But she worries that programs like WeightWatchers are primarily interested in boosting enrollment — and profits.

“My hope is that they do their due diligence and have real monitoring of the patients taking the drugs,” she said.

It’s important to make sure that patients are taking the drugs for the intended purpose, to make sure there’s no reason they shouldn’t take the drugs and that they’re monitored for side effects, she said.


The Associated Press Health and Science Department receives support from the Howard Hughes Medical Institute’s Science and Educational Media Group. The AP is solely responsible for all content.
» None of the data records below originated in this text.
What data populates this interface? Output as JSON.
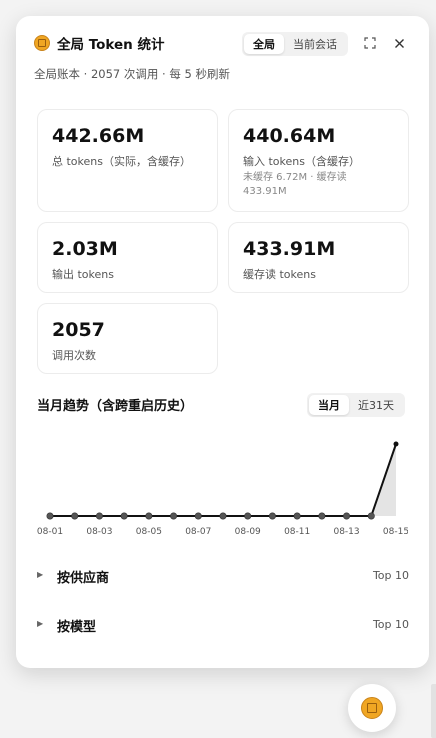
{
  "header": {
    "title": "全局 Token 统计",
    "scope_tabs": [
      {
        "label": "全局",
        "active": true
      },
      {
        "label": "当前会话",
        "active": false
      }
    ],
    "icons": [
      "expand-icon",
      "close-icon"
    ]
  },
  "subtitle": "全局账本 · 2057 次调用 · 每 5 秒刷新",
  "stats": {
    "total": {
      "value": "442.66M",
      "label": "总 tokens（实际，含缓存）"
    },
    "input": {
      "value": "440.64M",
      "label": "输入 tokens（含缓存）",
      "detail": "未缓存 6.72M · 缓存读 433.91M"
    },
    "output": {
      "value": "2.03M",
      "label": "输出 tokens"
    },
    "cache_read": {
      "value": "433.91M",
      "label": "缓存读 tokens"
    },
    "calls": {
      "value": "2057",
      "label": "调用次数"
    }
  },
  "trend": {
    "title": "当月趋势（含跨重启历史）",
    "tabs": [
      {
        "label": "当月",
        "active": true
      },
      {
        "label": "近31天",
        "active": false
      }
    ]
  },
  "chart_data": {
    "type": "area",
    "x": [
      "08-01",
      "08-02",
      "08-03",
      "08-04",
      "08-05",
      "08-06",
      "08-07",
      "08-08",
      "08-09",
      "08-10",
      "08-11",
      "08-12",
      "08-13",
      "08-14",
      "08-15"
    ],
    "y": [
      0,
      0,
      0,
      0,
      0,
      0,
      0,
      0,
      0,
      0,
      0,
      0,
      0,
      0,
      442.66
    ],
    "tick_labels": [
      "08-01",
      "08-03",
      "08-05",
      "08-07",
      "08-09",
      "08-11",
      "08-13",
      "08-15"
    ],
    "title": "",
    "xlabel": "",
    "ylabel": "",
    "grid": false,
    "colors": {
      "line": "#111111",
      "fill": "#e4e4e4",
      "point": "#555555"
    }
  },
  "groups": [
    {
      "label": "按供应商",
      "top": "Top 10"
    },
    {
      "label": "按模型",
      "top": "Top 10"
    }
  ],
  "colors": {
    "accent": "#f0a623",
    "text": "#111111",
    "muted": "#555555"
  }
}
Home » Business » Health & Safety » What to know about prescription drugs promising weight loss

Insert Question Legislature form in Legis only stories

Albuquerque Journal and its reporters are committed to telling the stories of our community.
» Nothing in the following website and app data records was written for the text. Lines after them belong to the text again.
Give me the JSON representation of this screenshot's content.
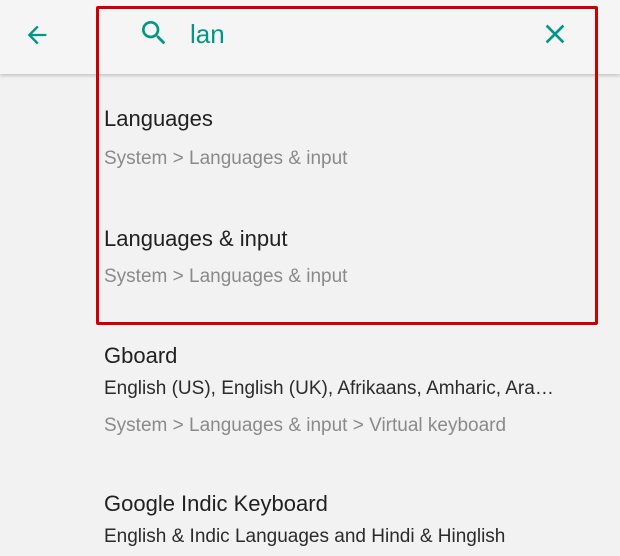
{
  "toolbar": {
    "back_icon": "arrow-back-icon",
    "search_icon": "search-icon",
    "search_value": "lan",
    "clear_icon": "close-icon",
    "accent_color": "#009688"
  },
  "results": [
    {
      "title": "Languages",
      "path": "System > Languages & input"
    },
    {
      "title": "Languages & input",
      "path": "System > Languages & input"
    },
    {
      "title": "Gboard",
      "summary": "English (US), English (UK), Afrikaans, Amharic, Ara…",
      "path": "System > Languages & input > Virtual keyboard"
    },
    {
      "title": "Google Indic Keyboard",
      "summary": "English & Indic Languages and Hindi & Hinglish"
    }
  ],
  "annotation": {
    "highlight_color": "#cc0000"
  }
}
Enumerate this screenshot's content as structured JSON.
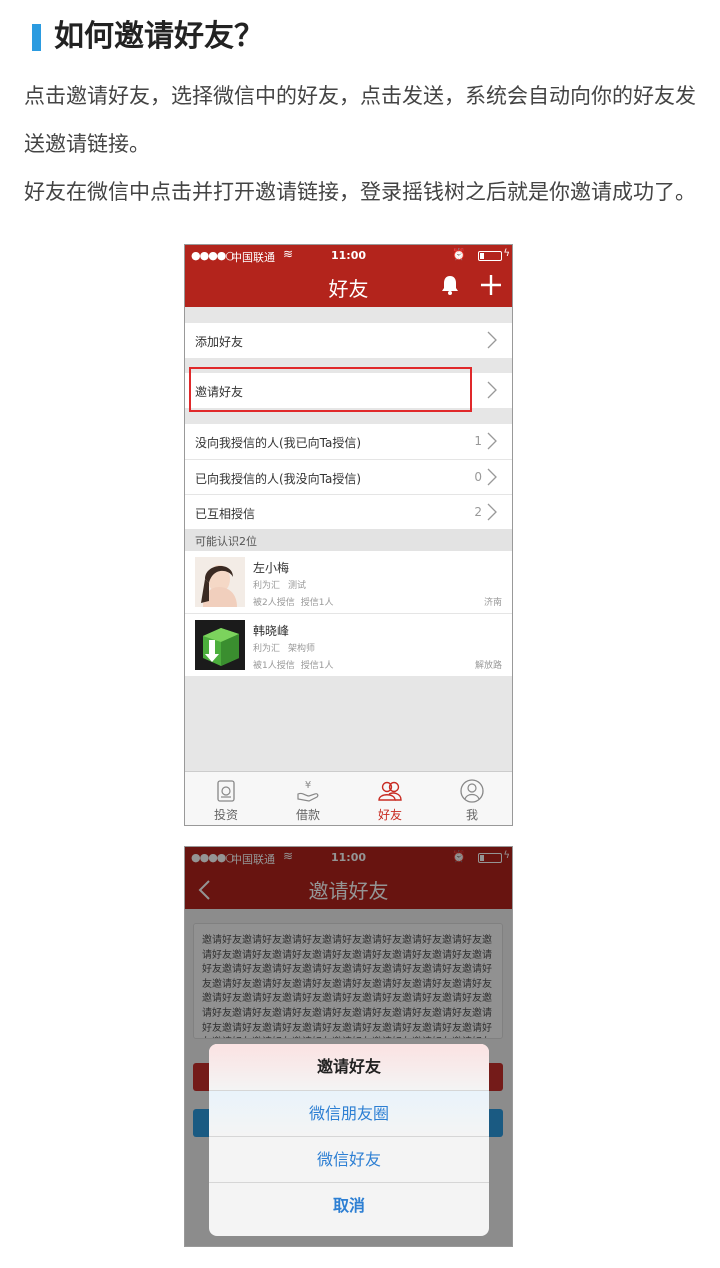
{
  "article": {
    "title": "如何邀请好友？",
    "para1": "点击邀请好友，选择微信中的好友，点击发送，系统会自动向你的好友发送邀请链接。",
    "para2": "好友在微信中点击并打开邀请链接，登录摇钱树之后就是你邀请成功了。"
  },
  "status_bar": {
    "signal": "●●●●○",
    "carrier": "中国联通",
    "time": "11:00"
  },
  "friends_screen": {
    "nav_title": "好友",
    "add_friend": "添加好友",
    "invite_friend": "邀请好友",
    "rows": [
      {
        "label": "没向我授信的人(我已向Ta授信)",
        "count": "1"
      },
      {
        "label": "已向我授信的人(我没向Ta授信)",
        "count": "0"
      },
      {
        "label": "已互相授信",
        "count": "2"
      }
    ],
    "section_header": "可能认识2位",
    "people": [
      {
        "name": "左小梅",
        "company": "利为汇",
        "role": "测试",
        "trusted_by": "被2人授信",
        "trusts": "授信1人",
        "location": "济南"
      },
      {
        "name": "韩晓峰",
        "company": "利为汇",
        "role": "架构师",
        "trusted_by": "被1人授信",
        "trusts": "授信1人",
        "location": "解放路"
      }
    ],
    "tabs": [
      {
        "label": "投资",
        "icon": "invest-icon"
      },
      {
        "label": "借款",
        "icon": "loan-icon"
      },
      {
        "label": "好友",
        "icon": "friends-icon"
      },
      {
        "label": "我",
        "icon": "me-icon"
      }
    ],
    "active_tab": "好友"
  },
  "invite_screen": {
    "nav_title": "邀请好友",
    "placeholder_text": "邀请好友邀请好友邀请好友邀请好友邀请好友邀请好友邀请好友邀请好友邀请好友邀请好友邀请好友邀请好友邀请好友邀请好友邀请好友邀请好友邀请好友邀请好友邀请好友邀请好友邀请好友邀请好友邀请好友邀请好友邀请好友邀请好友邀请好友邀请好友邀请好友邀请好友邀请好友邀请好友邀请好友邀请好友邀请好友邀请好友邀请好友邀请好友邀请好友邀请好友邀请好友邀请好友邀请好友邀请好友邀请好友邀请好友邀请好友邀请好友邀请好友邀请好友邀请好友邀请好友邀请好友邀请好友邀请好友邀请好友邀请好友邀请好友邀请好友邀请好友邀请好友邀请好友邀请好友邀请好友邀请好友邀请好友邀请好友邀请好友邀请好友邀请好友邀请好友",
    "sheet": {
      "title": "邀请好友",
      "moments": "微信朋友圈",
      "wechat_friend": "微信好友",
      "cancel": "取消"
    }
  },
  "colors": {
    "accent_red": "#b3241c",
    "highlight_red": "#e0282a",
    "title_bar_blue": "#2b9be0",
    "link_blue": "#2d7fd3"
  }
}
• Do you have a question you want someone to try to answer for you? Do you have a bright spot you want to share?
   We want to hear from you. Please email yourstory@abqjournal.com
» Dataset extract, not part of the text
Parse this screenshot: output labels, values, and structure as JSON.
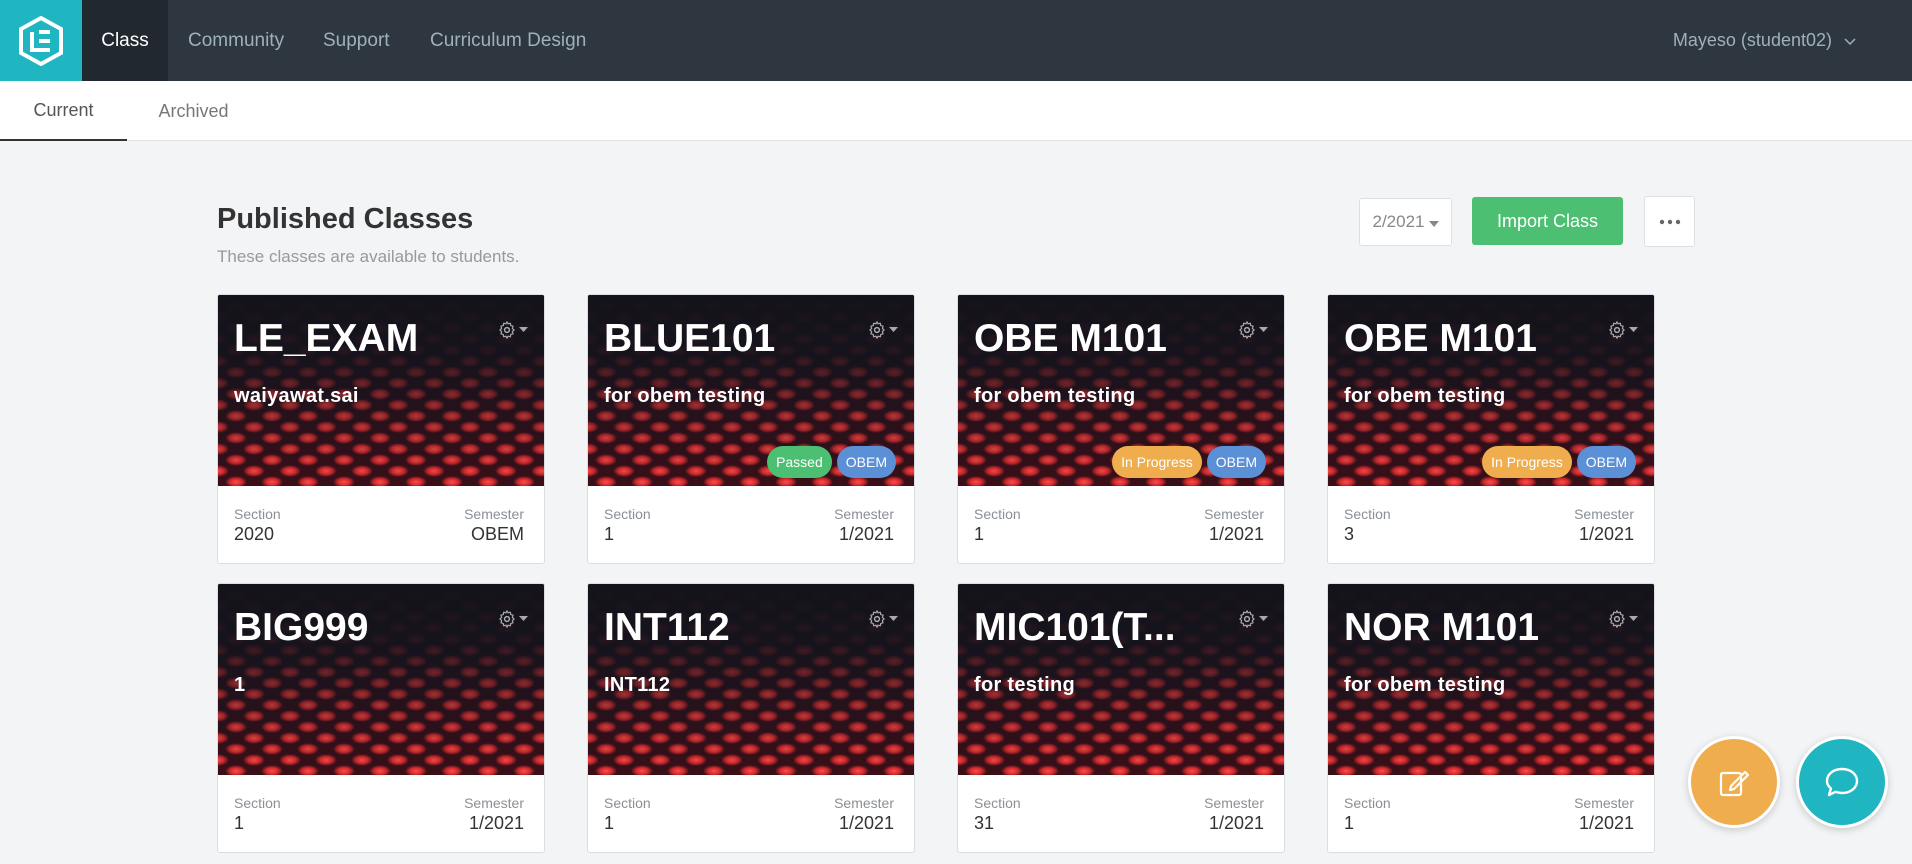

taboola desktop

ABQjournal can get you answers in all pages


Questions about the Legislature?
Albuquerque Journal can get you answers
Email addresses are used solely for verification and to speed the verification process for repeat questioners.
Ford recalls 1.5M vehicles to fix brake hoses, wiper ...
Health & Safety
DETROIT (AP) -- Ford is recalling ... DETROIT (AP) -- Ford is recalling more than 1.5 million vehicles in the U.S. in two actions to fix leaky brake hoses and windshield ...
New COVID origins data point to raccoon dogs in ...
Health & Safety
BEIJING (AP) -- Genetic material collected ... BEIJING (AP) -- Genetic material collected at a Chinese market near where the first human cases of COVID-19 were identified show raccoon dog DNA ...
Honda recalling 500,000 vehicles to fix seat belt problem
Health & Safety
DETROIT (AP) -- Honda is recalling ... DETROIT (AP) -- Honda is recalling a half-million vehicles in the U.S. and Canada because the front seat belts may not latch properly. The ...
Health data breach hitting Congress 'could be extraordinary'
Health & Safety
WASHINGTON (AP) -- House leaders say ... WASHINGTON (AP) -- House leaders say the impact of a hack of health insurance marketplace used by members of Congress 'could be extraordinary,' exposing ...
US probes Tesla Autopilot, steering wheels that can come ...
Health & Safety
DETROIT (AP) -- U.S. safety regulators ... DETROIT (AP) -- U.S. safety regulators are turning up the heat on Tesla, announcing investigations into steering wheels coming off some SUVs and a ...
What to know about prescription drugs promising weight loss
Health & Safety
WeightWatchers, the 60-year-old diet firm, announced ... WeightWatchers, the 60-year-old diet firm, announced this week it would acquire a telehealth company whose providers prescribe anti-obesity drugs for growing numbers of eager ...
FDA: Two more eyedrop brands recalled due to risks
Health & Safety
WASHINGTON (AP) -- U.S. health officials ... WASHINGTON (AP) -- U.S. health officials are alerting consumers about two more recalls of eyedrops due to contamination risks that could lead to vision ...
Final New Mexico COVID emergency order to expire March ...
ABQnews Seeker
Declaration began March 11, 2020, and ... Declaration began March 11, 2020, and NM is one of five states that still have such orders
China dismisses FBI statement on COVID-19 lab leak theory
Health & Safety
BEIJING (AP) -- For the second ... BEIJING (AP) -- For the second day in a row, China on Wednesday dismissed U.S. suggestions that the COVID-19 pandemic may have been triggered ...